§ To do: Repeat the listing below line by line, exactly, leaving its pictures behind.

§ Records to use:
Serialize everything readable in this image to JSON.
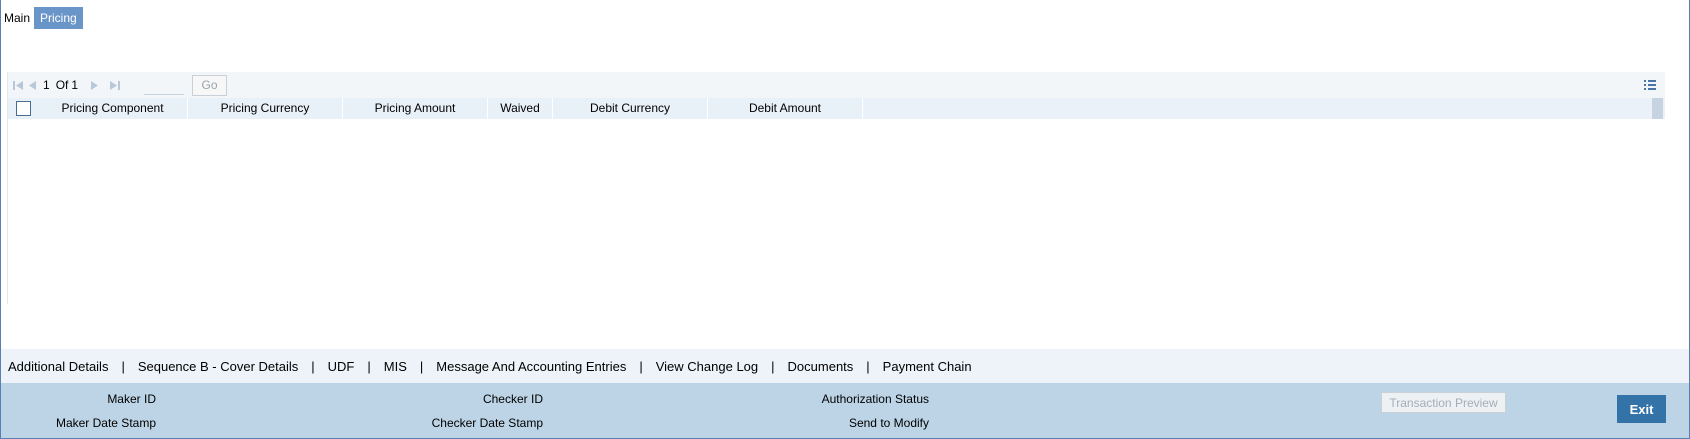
{
  "tabs": [
    {
      "label": "Main"
    },
    {
      "label": "Pricing"
    }
  ],
  "pager": {
    "current": "1",
    "of_label": "Of",
    "total": "1",
    "page_input": "",
    "go_label": "Go"
  },
  "grid": {
    "columns": [
      "Pricing Component",
      "Pricing Currency",
      "Pricing Amount",
      "Waived",
      "Debit Currency",
      "Debit Amount"
    ],
    "rows": []
  },
  "links": [
    "Additional Details",
    "Sequence B - Cover Details",
    "UDF",
    "MIS",
    "Message And Accounting Entries",
    "View Change Log",
    "Documents",
    "Payment Chain"
  ],
  "link_separator": "|",
  "footer": {
    "maker_id": "Maker ID",
    "maker_date": "Maker Date Stamp",
    "checker_id": "Checker ID",
    "checker_date": "Checker Date Stamp",
    "auth_status": "Authorization Status",
    "send_modify": "Send to Modify",
    "preview_label": "Transaction Preview",
    "exit_label": "Exit"
  },
  "colors": {
    "active_tab": "#6a95c9",
    "footer_bg": "#bcd4e6",
    "exit_bg": "#3373a8"
  }
}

§ Exercise output:
Serialize everything readable in this image to JSON.
{
  "tabs": [
    {
      "label": "Main"
    },
    {
      "label": "Pricing"
    }
  ],
  "pager": {
    "current": "1",
    "of_label": "Of",
    "total": "1",
    "page_input": "",
    "go_label": "Go"
  },
  "grid": {
    "columns": [
      "Pricing Component",
      "Pricing Currency",
      "Pricing Amount",
      "Waived",
      "Debit Currency",
      "Debit Amount"
    ],
    "rows": []
  },
  "links": [
    "Additional Details",
    "Sequence B - Cover Details",
    "UDF",
    "MIS",
    "Message And Accounting Entries",
    "View Change Log",
    "Documents",
    "Payment Chain"
  ],
  "link_separator": "|",
  "footer": {
    "maker_id": "Maker ID",
    "maker_date": "Maker Date Stamp",
    "checker_id": "Checker ID",
    "checker_date": "Checker Date Stamp",
    "auth_status": "Authorization Status",
    "send_modify": "Send to Modify",
    "preview_label": "Transaction Preview",
    "exit_label": "Exit"
  },
  "colors": {
    "active_tab": "#6a95c9",
    "footer_bg": "#bcd4e6",
    "exit_bg": "#3373a8"
  }
}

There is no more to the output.